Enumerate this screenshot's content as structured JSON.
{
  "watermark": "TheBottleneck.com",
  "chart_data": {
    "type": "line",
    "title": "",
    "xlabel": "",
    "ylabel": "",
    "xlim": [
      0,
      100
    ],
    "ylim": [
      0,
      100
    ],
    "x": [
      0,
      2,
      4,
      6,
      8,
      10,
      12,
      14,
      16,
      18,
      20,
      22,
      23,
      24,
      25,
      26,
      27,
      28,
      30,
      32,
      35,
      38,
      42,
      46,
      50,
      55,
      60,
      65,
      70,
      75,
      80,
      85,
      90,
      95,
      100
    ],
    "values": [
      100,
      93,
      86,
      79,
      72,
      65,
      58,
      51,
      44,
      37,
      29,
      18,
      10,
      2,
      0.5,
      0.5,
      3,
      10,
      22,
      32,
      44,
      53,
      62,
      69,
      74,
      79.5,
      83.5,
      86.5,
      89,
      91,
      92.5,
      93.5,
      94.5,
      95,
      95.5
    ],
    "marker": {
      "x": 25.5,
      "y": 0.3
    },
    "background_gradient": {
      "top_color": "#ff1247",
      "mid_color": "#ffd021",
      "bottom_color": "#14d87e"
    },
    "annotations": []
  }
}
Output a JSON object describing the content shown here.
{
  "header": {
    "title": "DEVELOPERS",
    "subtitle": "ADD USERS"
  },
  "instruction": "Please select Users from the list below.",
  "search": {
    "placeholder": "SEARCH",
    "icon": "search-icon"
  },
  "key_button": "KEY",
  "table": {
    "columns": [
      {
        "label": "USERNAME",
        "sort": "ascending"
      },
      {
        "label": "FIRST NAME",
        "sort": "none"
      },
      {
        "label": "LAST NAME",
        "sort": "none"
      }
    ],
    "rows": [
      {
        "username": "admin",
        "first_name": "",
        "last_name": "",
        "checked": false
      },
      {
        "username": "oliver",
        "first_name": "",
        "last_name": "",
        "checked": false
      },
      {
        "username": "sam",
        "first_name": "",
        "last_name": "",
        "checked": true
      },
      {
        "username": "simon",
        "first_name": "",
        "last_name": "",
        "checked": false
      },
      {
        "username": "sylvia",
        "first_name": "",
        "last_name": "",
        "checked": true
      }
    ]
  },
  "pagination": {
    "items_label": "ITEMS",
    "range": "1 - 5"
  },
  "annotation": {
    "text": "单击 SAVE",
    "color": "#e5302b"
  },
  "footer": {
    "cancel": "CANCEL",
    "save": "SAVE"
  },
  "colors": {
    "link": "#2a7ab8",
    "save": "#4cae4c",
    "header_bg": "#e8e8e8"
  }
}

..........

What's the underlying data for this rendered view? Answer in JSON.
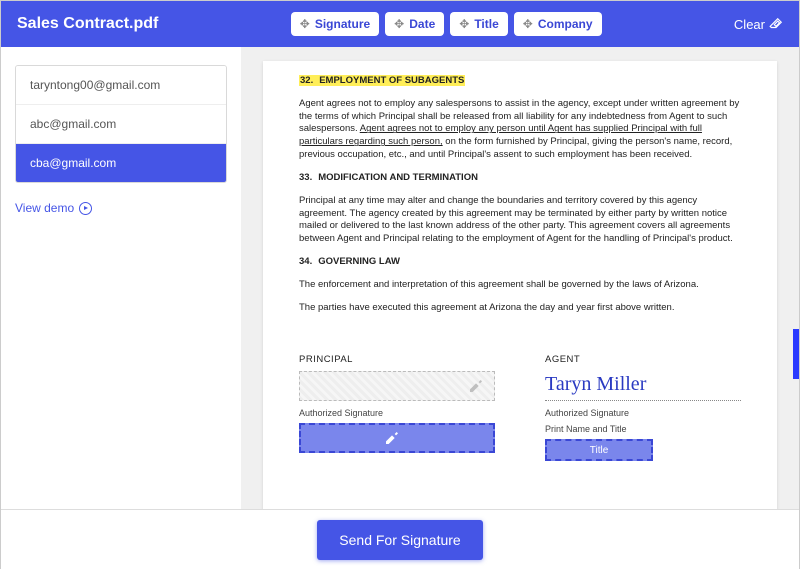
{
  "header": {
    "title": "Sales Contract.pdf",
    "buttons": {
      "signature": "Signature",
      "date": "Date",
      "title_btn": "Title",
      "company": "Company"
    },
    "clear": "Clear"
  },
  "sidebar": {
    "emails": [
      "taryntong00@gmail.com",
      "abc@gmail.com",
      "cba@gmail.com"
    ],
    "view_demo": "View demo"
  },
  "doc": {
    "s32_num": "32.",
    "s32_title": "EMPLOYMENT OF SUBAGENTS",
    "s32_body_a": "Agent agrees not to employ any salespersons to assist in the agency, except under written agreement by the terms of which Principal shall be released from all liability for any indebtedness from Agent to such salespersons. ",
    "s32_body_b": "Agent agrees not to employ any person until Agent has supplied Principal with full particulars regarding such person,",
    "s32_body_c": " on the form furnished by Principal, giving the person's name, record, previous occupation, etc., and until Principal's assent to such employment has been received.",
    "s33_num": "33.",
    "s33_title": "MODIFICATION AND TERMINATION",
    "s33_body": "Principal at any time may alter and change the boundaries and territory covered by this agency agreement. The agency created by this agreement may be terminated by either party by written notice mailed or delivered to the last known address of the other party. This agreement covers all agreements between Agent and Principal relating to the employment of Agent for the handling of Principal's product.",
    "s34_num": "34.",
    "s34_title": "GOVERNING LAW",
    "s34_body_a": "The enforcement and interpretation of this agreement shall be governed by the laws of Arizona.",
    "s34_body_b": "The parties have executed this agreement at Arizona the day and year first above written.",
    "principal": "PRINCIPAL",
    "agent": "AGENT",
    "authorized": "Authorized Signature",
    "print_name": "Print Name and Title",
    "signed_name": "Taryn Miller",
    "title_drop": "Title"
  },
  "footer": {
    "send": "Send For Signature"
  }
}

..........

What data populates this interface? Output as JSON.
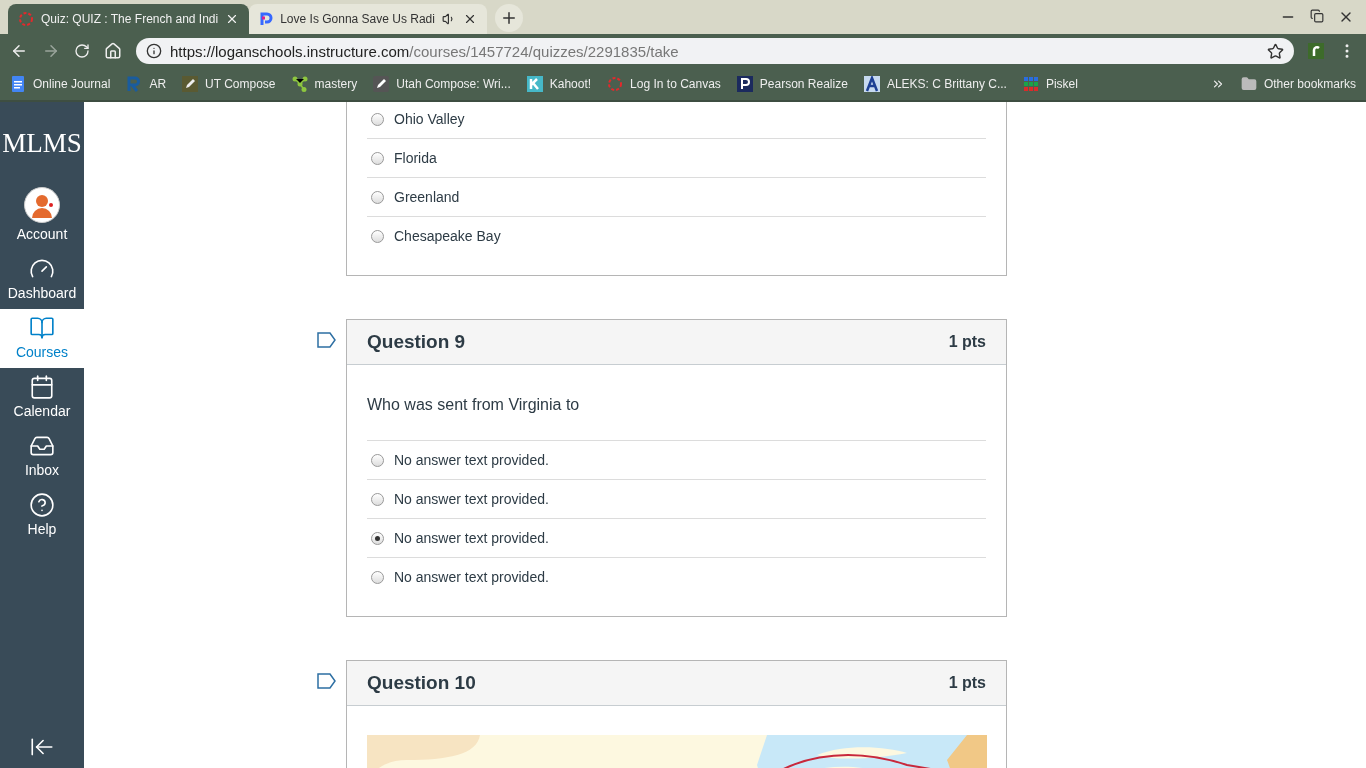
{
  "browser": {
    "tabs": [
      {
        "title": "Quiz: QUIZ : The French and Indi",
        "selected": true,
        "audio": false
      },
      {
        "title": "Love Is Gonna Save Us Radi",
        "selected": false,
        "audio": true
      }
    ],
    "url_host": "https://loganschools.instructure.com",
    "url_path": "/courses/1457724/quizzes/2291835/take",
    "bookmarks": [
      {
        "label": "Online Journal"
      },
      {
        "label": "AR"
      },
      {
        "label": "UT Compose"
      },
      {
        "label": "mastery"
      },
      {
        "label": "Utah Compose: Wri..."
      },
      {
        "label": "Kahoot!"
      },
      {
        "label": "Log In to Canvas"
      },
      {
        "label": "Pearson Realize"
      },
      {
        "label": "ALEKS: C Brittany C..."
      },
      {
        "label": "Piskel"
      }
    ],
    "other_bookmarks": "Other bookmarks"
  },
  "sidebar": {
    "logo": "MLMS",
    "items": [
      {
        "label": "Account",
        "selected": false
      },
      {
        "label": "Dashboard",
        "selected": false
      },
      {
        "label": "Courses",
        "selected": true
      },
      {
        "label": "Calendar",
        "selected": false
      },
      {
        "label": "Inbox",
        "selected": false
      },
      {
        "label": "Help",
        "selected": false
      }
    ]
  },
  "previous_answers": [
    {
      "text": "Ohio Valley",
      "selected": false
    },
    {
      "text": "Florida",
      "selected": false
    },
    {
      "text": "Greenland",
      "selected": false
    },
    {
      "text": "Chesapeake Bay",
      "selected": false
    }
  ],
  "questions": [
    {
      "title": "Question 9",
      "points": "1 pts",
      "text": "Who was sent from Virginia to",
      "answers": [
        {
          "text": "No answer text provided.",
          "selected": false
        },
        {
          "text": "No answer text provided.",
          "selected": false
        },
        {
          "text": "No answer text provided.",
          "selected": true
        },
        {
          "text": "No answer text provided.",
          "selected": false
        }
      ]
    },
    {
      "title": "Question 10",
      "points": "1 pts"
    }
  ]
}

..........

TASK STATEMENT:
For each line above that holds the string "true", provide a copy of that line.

ANSWER BOX:
        "checked": true
        "checked": true
        "selected": true,
        "audio": true
        "selected": true
          "selected": true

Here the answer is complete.